Pressed on whether she could take over as president if necessary, she insisted: "I'm ready"

By Brian Orloff
September 11, 2008 07:30 PM
Chris Miller/AP

In her highly anticipated first major TV interview, GOP vice presidential candidate Sarah Palin faced tough questioning about her on-the-job experience, her views on national security – and God.

Asked by ABC’s Charles Gibson whether she felt she had the experience to serve when John McCain asked her to join his ticket, the Alaska governor insisted she never second-guessed herself.

“I didn’t hesitate,” Palin, 44, said in the interview on ABC’s World News Tonight on Thursday, the first of five segments the network plans to air Sept. 11 to Sept. 12. “I answered [McCain] ‘yes’ because I have the confidence in that readiness and knowing that you can’t blink. You have to be wired in a way of being so committed to the mission, the mission that we’re on, reform of this country and victory in the war; you can’t blink.”

When pressed by Gibson whether she could take over as president if necessary, Palin answered: “I’m ready.”

Palin took a hard line on foreign affairs, saying the United States might have to go to war with Russia if that country again invaded its neighbor Georgia, a U.S. ally that is seeking to join NATO. Palin also sought to clear up a videotaped remark she made at an Alaska church that fighting in Iraq was “a task from God.”

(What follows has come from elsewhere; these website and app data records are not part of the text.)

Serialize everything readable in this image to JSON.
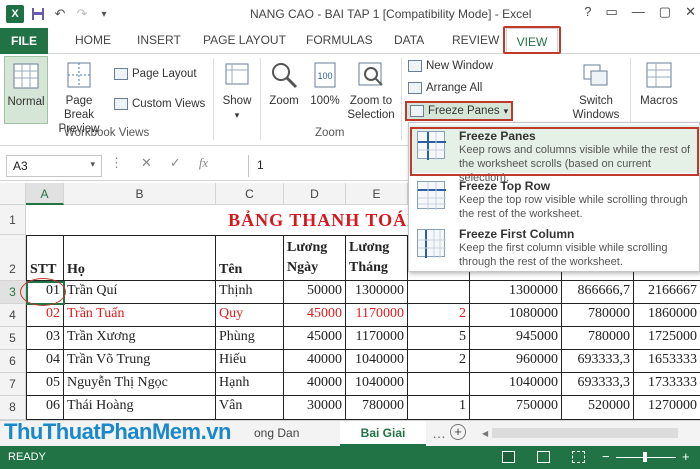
{
  "window": {
    "title": "NANG CAO - BAI TAP 1  [Compatibility Mode] - Excel",
    "controls": [
      "?",
      "▭",
      "—",
      "▢",
      "✕"
    ]
  },
  "tabs": [
    "FILE",
    "HOME",
    "INSERT",
    "PAGE LAYOUT",
    "FORMULAS",
    "DATA",
    "REVIEW",
    "VIEW"
  ],
  "ribbon": {
    "workbook_views": {
      "normal": "Normal",
      "page_break": [
        "Page Break",
        "Preview"
      ],
      "page_layout": "Page Layout",
      "custom_views": "Custom Views",
      "group_label": "Workbook Views"
    },
    "show": "Show",
    "zoom": {
      "zoom": "Zoom",
      "hundred": "100%",
      "to_selection": [
        "Zoom to",
        "Selection"
      ],
      "group_label": "Zoom"
    },
    "window": {
      "new_window": "New Window",
      "arrange_all": "Arrange All",
      "freeze_panes": "Freeze Panes",
      "switch": [
        "Switch",
        "Windows"
      ],
      "macros": "Macros"
    }
  },
  "formula_bar": {
    "name_box": "A3",
    "value": "1"
  },
  "freeze_menu": [
    {
      "title": "Freeze Panes",
      "desc": [
        "Keep rows and columns visible while the rest of",
        "the worksheet scrolls (based on current selection)."
      ]
    },
    {
      "title": "Freeze Top Row",
      "desc": [
        "Keep the top row visible while scrolling through",
        "the rest of the worksheet."
      ]
    },
    {
      "title": "Freeze First Column",
      "desc": [
        "Keep the first column visible while scrolling",
        "through the rest of the worksheet."
      ]
    }
  ],
  "sheet": {
    "col_letters": [
      "A",
      "B",
      "C",
      "D",
      "E"
    ],
    "row_numbers": [
      "1",
      "2",
      "3",
      "4",
      "5",
      "6",
      "7",
      "8"
    ],
    "title": "BẢNG THANH TOÁN LƯƠNG",
    "headers": {
      "stt": "STT",
      "ho": "Họ",
      "ten": "Tên",
      "luong_ngay": [
        "Lương",
        "Ngày"
      ],
      "luong_thang": [
        "Lương",
        "Tháng"
      ]
    },
    "rows": [
      {
        "stt": "01",
        "ho": "Trần Quí",
        "ten": "Thịnh",
        "ngay": "50000",
        "thang": "1300000",
        "g": "",
        "h": "1300000",
        "i": "866666,7",
        "j": "2166667",
        "red": false
      },
      {
        "stt": "02",
        "ho": "Trần Tuấn",
        "ten": "Quy",
        "ngay": "45000",
        "thang": "1170000",
        "g": "2",
        "h": "1080000",
        "i": "780000",
        "j": "1860000",
        "red": true
      },
      {
        "stt": "03",
        "ho": "Trần Xương",
        "ten": "Phùng",
        "ngay": "45000",
        "thang": "1170000",
        "g": "5",
        "h": "945000",
        "i": "780000",
        "j": "1725000",
        "red": false
      },
      {
        "stt": "04",
        "ho": "Trần Võ Trung",
        "ten": "Hiếu",
        "ngay": "40000",
        "thang": "1040000",
        "g": "2",
        "h": "960000",
        "i": "693333,3",
        "j": "1653333",
        "red": false
      },
      {
        "stt": "05",
        "ho": "Nguyễn Thị Ngọc",
        "ten": "Hạnh",
        "ngay": "40000",
        "thang": "1040000",
        "g": "",
        "h": "1040000",
        "i": "693333,3",
        "j": "1733333",
        "red": false
      },
      {
        "stt": "06",
        "ho": "Thái Hoàng",
        "ten": "Vân",
        "ngay": "30000",
        "thang": "780000",
        "g": "1",
        "h": "750000",
        "i": "520000",
        "j": "1270000",
        "red": false
      }
    ]
  },
  "sheet_tabs": {
    "first": "ong Dan",
    "active": "Bai Giai"
  },
  "watermark": "ThuThuatPhanMem.vn",
  "status": "READY"
}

Palin said she was alluding to a quote by Abraham Lincoln. “I would never presume to know God’s will or to speak God’s words,” she said. “But what Abraham Lincoln had said, and that’s a repeat in my comments, was let us not pray that God is on our side in a war or any other time, but let us pray that we are on God’s side.”

Palin has a personal connection to Iraq. Her eldest son, Track, 19, was scheduled to deploy this month.

“I am so proud of his independent and strong decision he has made,” Palin said. “What he decided to do and serving for the right reasons and serving something greater than himself and not choosing a real easy path where he could be more comfortable and certainly safer.”